The Orion was an iron paddlesteamer of 899 gross tons. Built at Cartsdyke, Greenock and launched in December 1846 from the yard of Caird & Co. (Yard No.14), with dimensions of 210.0′ x 27.1′ x 18.0’.
In January 1839 the outer lighthouse on the South Pier at Portpatrick was damaged in a storm and it was decided that, as the inner light was still in operation and clearly visible from the sea, the outer light should not be repaired. The decision seemed perfectly reasonable at the time but nobody could have anticipated its tragic consequences.

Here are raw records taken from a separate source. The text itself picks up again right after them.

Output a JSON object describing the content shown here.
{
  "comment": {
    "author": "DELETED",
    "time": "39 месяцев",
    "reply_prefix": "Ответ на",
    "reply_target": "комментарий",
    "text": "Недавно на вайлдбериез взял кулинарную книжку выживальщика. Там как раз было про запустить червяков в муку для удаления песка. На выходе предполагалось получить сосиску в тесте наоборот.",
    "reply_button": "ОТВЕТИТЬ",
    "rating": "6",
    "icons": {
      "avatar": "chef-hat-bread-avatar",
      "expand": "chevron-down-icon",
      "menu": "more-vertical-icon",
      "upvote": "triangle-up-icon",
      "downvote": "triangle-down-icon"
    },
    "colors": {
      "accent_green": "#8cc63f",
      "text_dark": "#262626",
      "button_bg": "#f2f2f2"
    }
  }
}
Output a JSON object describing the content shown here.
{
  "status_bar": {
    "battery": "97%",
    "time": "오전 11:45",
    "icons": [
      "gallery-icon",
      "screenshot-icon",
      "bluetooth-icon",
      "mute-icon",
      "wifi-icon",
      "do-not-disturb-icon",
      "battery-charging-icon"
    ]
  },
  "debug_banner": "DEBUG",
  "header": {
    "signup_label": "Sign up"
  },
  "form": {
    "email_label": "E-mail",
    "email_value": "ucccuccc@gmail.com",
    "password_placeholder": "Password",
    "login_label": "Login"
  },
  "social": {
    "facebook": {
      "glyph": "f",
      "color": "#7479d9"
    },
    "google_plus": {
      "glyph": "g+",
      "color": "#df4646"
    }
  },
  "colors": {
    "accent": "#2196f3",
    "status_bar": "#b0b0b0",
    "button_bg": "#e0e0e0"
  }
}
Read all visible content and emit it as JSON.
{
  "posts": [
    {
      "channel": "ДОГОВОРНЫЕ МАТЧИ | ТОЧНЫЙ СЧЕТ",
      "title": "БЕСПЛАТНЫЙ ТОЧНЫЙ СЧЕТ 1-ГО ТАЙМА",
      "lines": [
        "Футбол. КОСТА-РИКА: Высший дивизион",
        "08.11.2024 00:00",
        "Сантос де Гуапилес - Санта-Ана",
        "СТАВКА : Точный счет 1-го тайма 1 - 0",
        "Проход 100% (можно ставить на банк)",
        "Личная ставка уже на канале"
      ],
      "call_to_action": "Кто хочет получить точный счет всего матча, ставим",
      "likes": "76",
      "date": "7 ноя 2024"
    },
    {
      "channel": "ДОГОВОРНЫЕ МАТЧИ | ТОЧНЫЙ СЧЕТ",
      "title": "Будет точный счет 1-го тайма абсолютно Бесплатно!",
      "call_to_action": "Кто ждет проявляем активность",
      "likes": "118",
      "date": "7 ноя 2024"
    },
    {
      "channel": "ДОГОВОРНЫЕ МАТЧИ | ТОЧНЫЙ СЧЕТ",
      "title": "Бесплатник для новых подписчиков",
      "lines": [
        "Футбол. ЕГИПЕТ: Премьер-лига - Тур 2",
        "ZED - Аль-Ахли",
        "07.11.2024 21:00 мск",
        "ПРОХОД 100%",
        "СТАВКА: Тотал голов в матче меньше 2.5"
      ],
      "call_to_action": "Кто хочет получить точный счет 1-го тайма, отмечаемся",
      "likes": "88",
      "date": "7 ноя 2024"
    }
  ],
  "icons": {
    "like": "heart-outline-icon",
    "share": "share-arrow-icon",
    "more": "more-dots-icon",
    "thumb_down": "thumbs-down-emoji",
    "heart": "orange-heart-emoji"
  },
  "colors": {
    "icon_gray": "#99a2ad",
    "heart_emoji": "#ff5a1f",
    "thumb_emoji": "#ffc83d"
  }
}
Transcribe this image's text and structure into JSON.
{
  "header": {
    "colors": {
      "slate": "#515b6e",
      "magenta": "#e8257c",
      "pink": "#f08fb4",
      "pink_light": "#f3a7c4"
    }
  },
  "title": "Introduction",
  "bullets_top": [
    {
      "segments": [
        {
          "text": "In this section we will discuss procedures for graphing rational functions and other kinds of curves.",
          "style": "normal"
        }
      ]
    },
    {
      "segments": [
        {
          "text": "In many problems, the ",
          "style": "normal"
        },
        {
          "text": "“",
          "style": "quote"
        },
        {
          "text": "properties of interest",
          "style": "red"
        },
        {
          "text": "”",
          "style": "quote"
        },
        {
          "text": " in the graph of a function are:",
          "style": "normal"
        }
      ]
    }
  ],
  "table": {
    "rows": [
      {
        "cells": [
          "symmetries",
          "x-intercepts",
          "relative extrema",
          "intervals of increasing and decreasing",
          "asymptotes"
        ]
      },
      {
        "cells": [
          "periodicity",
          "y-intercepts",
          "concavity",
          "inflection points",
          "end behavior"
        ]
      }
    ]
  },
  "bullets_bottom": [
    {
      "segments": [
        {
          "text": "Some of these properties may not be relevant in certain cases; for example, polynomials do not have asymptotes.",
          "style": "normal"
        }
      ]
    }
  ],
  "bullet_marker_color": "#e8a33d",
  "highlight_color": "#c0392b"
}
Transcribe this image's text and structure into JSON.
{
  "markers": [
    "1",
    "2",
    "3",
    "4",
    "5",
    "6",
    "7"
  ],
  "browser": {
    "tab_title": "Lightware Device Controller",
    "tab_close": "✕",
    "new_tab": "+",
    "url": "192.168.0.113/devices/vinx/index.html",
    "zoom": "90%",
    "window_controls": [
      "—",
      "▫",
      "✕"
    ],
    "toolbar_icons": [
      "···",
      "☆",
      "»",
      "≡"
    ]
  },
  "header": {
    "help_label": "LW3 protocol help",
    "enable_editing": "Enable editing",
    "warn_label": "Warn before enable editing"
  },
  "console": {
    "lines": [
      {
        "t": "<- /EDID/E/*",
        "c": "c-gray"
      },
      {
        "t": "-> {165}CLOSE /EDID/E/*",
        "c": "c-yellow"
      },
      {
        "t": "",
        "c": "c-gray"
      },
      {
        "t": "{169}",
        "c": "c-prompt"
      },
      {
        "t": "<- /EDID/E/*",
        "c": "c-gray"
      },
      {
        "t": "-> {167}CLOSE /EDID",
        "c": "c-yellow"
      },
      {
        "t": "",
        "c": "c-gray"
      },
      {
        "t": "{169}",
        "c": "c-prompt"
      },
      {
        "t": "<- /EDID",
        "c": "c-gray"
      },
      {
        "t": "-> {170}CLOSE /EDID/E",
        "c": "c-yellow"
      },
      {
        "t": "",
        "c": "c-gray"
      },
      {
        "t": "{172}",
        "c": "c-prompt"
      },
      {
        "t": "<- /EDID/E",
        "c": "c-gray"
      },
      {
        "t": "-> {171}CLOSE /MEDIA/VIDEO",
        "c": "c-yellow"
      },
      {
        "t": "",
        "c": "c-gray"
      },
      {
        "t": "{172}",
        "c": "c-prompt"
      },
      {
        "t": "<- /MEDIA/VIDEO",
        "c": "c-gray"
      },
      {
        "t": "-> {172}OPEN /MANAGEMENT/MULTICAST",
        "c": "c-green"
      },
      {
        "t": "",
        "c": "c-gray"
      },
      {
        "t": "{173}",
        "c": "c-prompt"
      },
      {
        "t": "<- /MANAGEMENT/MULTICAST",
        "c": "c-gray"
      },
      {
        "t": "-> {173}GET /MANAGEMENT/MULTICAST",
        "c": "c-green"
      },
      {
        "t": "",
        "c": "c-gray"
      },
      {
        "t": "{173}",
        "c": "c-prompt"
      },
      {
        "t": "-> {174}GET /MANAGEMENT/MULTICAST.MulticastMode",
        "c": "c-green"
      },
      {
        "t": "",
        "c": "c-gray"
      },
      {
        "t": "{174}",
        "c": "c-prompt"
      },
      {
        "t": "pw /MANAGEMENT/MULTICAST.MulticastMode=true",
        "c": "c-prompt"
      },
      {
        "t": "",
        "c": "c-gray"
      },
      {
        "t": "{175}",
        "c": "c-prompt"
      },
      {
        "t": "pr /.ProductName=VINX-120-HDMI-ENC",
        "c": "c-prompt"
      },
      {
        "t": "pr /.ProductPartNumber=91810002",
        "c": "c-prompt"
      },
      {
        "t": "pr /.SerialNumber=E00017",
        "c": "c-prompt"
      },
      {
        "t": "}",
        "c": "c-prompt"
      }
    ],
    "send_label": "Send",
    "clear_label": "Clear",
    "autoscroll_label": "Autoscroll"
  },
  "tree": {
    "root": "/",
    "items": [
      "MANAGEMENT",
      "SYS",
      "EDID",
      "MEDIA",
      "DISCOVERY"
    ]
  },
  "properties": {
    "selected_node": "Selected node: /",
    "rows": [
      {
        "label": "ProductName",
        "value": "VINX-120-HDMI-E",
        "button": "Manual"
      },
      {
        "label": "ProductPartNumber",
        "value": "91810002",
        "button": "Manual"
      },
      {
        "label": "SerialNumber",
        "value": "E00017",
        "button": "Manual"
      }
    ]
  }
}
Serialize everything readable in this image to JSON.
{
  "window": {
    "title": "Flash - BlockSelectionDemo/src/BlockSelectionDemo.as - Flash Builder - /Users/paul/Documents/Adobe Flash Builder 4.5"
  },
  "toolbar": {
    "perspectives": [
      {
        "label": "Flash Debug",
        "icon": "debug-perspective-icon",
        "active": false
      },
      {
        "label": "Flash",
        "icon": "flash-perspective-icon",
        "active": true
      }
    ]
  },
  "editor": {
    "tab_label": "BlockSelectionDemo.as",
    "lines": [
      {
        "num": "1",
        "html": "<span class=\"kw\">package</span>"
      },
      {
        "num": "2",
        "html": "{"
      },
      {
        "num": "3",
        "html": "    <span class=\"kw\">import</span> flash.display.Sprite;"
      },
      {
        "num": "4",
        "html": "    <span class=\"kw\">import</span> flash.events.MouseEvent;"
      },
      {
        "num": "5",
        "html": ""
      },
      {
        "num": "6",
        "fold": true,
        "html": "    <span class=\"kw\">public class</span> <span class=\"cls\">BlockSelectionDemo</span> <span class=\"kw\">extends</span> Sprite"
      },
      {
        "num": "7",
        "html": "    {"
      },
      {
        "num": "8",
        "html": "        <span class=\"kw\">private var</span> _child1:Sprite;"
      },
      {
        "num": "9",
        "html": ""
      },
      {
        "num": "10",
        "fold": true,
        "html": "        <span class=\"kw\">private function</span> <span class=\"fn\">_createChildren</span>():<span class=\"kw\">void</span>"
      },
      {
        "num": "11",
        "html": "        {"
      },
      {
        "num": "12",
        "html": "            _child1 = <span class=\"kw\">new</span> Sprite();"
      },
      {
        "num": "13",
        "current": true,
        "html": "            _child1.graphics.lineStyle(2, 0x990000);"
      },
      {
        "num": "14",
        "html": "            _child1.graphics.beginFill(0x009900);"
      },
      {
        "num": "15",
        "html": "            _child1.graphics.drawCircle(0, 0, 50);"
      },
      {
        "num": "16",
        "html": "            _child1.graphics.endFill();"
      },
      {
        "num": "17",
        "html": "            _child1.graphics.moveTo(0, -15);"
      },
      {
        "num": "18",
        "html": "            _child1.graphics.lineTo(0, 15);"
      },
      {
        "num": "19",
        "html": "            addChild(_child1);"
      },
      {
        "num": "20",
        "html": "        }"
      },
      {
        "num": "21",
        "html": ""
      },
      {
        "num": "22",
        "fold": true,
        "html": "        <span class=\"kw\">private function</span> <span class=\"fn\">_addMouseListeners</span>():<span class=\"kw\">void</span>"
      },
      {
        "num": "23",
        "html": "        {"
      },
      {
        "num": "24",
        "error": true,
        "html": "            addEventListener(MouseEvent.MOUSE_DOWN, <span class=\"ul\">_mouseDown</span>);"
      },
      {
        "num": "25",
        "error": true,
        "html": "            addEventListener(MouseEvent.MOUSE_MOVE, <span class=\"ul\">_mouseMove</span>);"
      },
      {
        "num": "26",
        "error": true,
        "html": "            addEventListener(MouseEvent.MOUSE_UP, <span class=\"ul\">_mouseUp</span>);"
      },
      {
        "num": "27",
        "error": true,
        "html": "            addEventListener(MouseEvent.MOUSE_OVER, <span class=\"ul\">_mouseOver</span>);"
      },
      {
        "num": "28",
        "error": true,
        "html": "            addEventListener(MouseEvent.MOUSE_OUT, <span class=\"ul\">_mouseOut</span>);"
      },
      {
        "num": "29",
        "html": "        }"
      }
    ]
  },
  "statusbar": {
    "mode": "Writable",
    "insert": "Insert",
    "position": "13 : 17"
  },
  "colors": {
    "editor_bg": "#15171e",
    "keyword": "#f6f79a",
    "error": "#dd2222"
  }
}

Eleven years later, on 17th June, 1850 the J & G Burns steamer Orion left Liverpool for Glasgow on a calm, clear sunny afternoon under the command of Captain Henderson. She was fully laden and most of her one hundred and ten passengers strolled around the decks or chatted cheerfully in the sunshine as she moved out into the Mersey and reached full steaming speed. By the early hours of the following morning most of her passengers were below decks asleep as she reached the Scottish coast. Captain Henderson slowed his ship, carefully feeling his way through a thick sea mist which had reduced visibility to less than two hundred yards. He spotted Portpatrick Light off his starboard bow but wrongly identified it as the damaged outer light. It was in fact the inner light. This error resulted in the Orion steaming much closer to the shore than the captain had intended. She struck a submerged rock just north of the entrance to Portpatrick harbour and began to sink immediately. The rock had torn a hole in the ship’s watertight compartments and smashed a bulkhead – she was doomed.
The passengers who had been asleep in their cabins as the Orion struck rushed, panic stricken, onto the decks of the sinking ship, most still in their nightclothes, and screamed for help into the darkness. Three of the ship’s lifeboats were launched but before the first one could leave for the shore it was swamped by the rush of more than twenty desperate passengers. The boat overturned plunging the occupants into the sea leaving the horrified people aboard the Orion to watch helplessly as they all gradually sank beneath the dark surface and drowned. The other two boats managed to take ten people each safely to the shore. There was much controversy later as it seems that most of her crew and even the captain himself did little to help the evacuation of the passengers preferring instead to try to save their own lives. Meanwhile, a number of boats had been launched from the shore and were heading for the Orion to assist in the rescue. The confusion aboard ship was compounded further when the rising seawater reached the boilers and a huge explosion ripped through the dying ship. Tragically, before the rescuers could reach the wreck, the Orion lurched to starboard, flinging many of the passengers on deck into the sea, and then quickly sank by the bow. The suction of the huge ship sinking beneath the waves pulled down many of the people struggling in the sea and huge rolling waves swamped many more. The boats from Portpatrick picked their way between the wreckage and the floating bodies to save as many of the passengers and crew as they could. Some of the survivors managed to swim the short distance to the shore where they were greeted by the many locals who had gathered to assist. The exact death toll was never established but it is certain that at least sixty people lost their lives in one of the worst accidents to occur in the long history of Clyde shipping.
The wreck, which lay in around forty feet of water, was sold at auction, as she lay, on 24th July, 1850 to be followed by the sale of her fittings, including her bell and ship’s furniture, on the 26th. She was extensively salvaged over the ensuing months and years.
The Wreck Today
The wreck of the Orion is reported to be 80 metres north west of the west end of Portpatrick’s north pier in approximate position 54° 50.495’N, 05° 07.455’W. The depth is around 10 metres. The wreckage here is very broken with only a few girders to be found. There have been a number of wrecks in this area over the years so it is impossible to be certain that the wreckage in this position is the Orion.